At the home of the owner of the felucca (sailboat) we've chartered, we meet his son Mohammed. Too shy to try his English on us, he hands us a note. "My name is Mohammed. I am ten years old. My favorite sport is football."
The Great Temple at Abu Simbel, on the shores of Lake Nasser, south of Aswan. Built by Ramesses II in the 13th Century, B.C., it was cut into pieces and reassembled on higher ground in the 1960s to prevent its inundation by the lake waters rising behind the Aswan High Dam.
Detail of Abu Simbel.
The Small Temple at Abu Simbel, dedicated to Ramesses II's wife, Nefertari.
Indiana Tucker.
The Temple of Philae, on an island in the Nile near Aswan, is dedicated to Isis. Most of the construction was carried out by the Ptolemys, between 250 B.C. and 100 B.C. The temple remained in use until about 500 A.D.
A felucca on the Nile. We spent a day and a night on a felucca, sailing down the Nile from Aswan to Kom Ombo.
A felucca.
The first mate of our craft, the Nile Present.
The busy dock at Kom Ombo.
The temple at Kom Ombo, built in Ptolemaic times, and dedicated to Sobek, the crocodile god.
Detail of Kom Ombo.
Some of the paint is still fresh, despite the passage of over two millennia.
The temple ruins at Kom Ombo.
The Temple of Horus at Edfu, built between 237 B.C. and 57 B.C.
The inner sanctum at Edfu.
Horus, the bird god.

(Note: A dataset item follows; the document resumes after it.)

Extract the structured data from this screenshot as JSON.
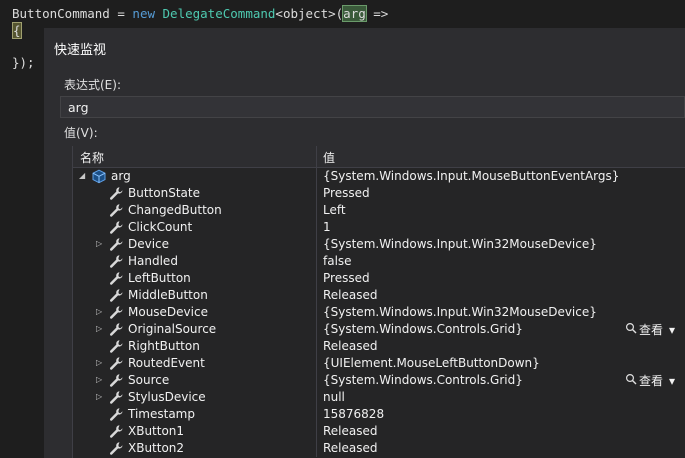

Tour buses have finally been banned from the Valley of the Kings, near Luxor, to prevent the valley from filling with diesel fumes every day. These little trolleys take visitors into the valley, though they seem incongruous.
The Temple of Queen Hatshepsut, near Luxor, ca. 1475 B.C.
As at Kom Ombo, the paint is still remarkably fresh inside Hatshepsut's mortuary temple.
The Colossi of Memnon, statues of Amenhotep III, ca. 1375 B.C.
Time has taken its toll on Amenhotep III.
Rams line the entrance to the Temple of Karnak, in Thebes (modern Luxor).
Early morning at Karnak. The complex is the product of many generations' work.
The Hypostyle Hall at Karnak, begun by Ramesses I, continued by Seti I, and completed by Ramesses II.
An obelisk at Karnak.
Reconstruction efforts at Karnak.
The Nile waterfront at Luxor, dominated by the Temple of Luxor.
A pier at Luxor.
Rusty ferries carry passengers from Luxor to the West Bank of the Nile.
The Temple of Luxor at dawn. The temple was largely built by Amenhotep III and Ramesses II, between 1350 B.C. and 1200 B.C.
The Temple of Luxor.
The Temple of Luxor. This processional avenue once extended over two miles to the Temple of Karnak.
The Temple of Luxor.
The Temple of Luxor.
The Temple of Luxor.
Head of Ramesses II at the Temple of Luxor.
The Temple of Luxor, the minaret of a more modern mosque in the background.
The Bent Pyramid of Senefru, ca. 2575 B.C. Its builders began with a steep angle, but discovered that it was structurally unstable, and had to change to a more shallow angle about halfway up.
Most of the casing on the Bent Pyramid remains intact.
The Red Pyramid of Senefru in the empty desert at Dahshur. Dating to about 2550 B.C., it's the first true pyramid built in Egypt (i.e., without stepped sides, like Djoser's pyramid, or bent sides, like Senefru's earlier effort).
The north side of the Red Pyramid provides access to its interior.
The meter-square passageway that leads down into the heart of the Red Pyramid. Duck-walking down this 65-meter-long passage guarantees sore leg muscles the next morning.
The Alabaster Mosque in Cairo, a.k.a. the Mosque of Mohammed Ali, is virtually brand-new, having been completed in 1857.
The ceiling of the Alabaster Mosque.